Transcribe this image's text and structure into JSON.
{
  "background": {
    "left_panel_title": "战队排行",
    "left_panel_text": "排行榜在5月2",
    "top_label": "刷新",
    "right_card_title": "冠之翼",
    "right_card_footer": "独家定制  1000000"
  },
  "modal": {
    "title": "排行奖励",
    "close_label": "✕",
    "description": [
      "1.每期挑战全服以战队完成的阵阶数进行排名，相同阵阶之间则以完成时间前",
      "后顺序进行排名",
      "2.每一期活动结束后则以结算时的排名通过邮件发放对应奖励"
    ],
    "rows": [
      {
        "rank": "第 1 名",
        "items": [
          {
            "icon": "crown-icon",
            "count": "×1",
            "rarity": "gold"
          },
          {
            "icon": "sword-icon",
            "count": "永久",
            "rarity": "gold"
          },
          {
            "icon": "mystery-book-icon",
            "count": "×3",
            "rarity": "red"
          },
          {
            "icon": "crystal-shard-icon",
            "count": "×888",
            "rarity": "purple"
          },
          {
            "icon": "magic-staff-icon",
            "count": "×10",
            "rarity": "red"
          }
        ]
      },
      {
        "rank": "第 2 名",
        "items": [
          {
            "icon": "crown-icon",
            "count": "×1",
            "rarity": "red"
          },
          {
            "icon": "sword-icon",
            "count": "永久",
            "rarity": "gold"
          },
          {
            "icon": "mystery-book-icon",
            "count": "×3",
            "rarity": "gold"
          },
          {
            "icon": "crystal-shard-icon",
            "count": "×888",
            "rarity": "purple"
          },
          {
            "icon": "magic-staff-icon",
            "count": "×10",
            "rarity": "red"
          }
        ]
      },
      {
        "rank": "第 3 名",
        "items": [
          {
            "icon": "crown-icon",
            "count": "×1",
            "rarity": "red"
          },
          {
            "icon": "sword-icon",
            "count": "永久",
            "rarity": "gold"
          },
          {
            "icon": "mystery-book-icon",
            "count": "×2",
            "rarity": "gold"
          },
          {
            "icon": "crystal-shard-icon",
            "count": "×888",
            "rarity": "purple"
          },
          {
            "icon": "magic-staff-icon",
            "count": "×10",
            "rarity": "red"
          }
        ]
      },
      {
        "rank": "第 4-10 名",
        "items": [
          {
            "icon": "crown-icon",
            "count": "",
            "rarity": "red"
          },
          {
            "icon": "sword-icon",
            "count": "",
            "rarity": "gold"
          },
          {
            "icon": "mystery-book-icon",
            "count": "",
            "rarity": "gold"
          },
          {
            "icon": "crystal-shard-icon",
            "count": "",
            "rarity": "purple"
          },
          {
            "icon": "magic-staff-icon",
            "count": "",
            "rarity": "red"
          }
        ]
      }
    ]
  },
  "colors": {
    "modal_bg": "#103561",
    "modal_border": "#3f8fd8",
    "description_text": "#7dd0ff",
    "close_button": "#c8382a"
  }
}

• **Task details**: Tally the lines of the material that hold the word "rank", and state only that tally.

• **Task result**: 4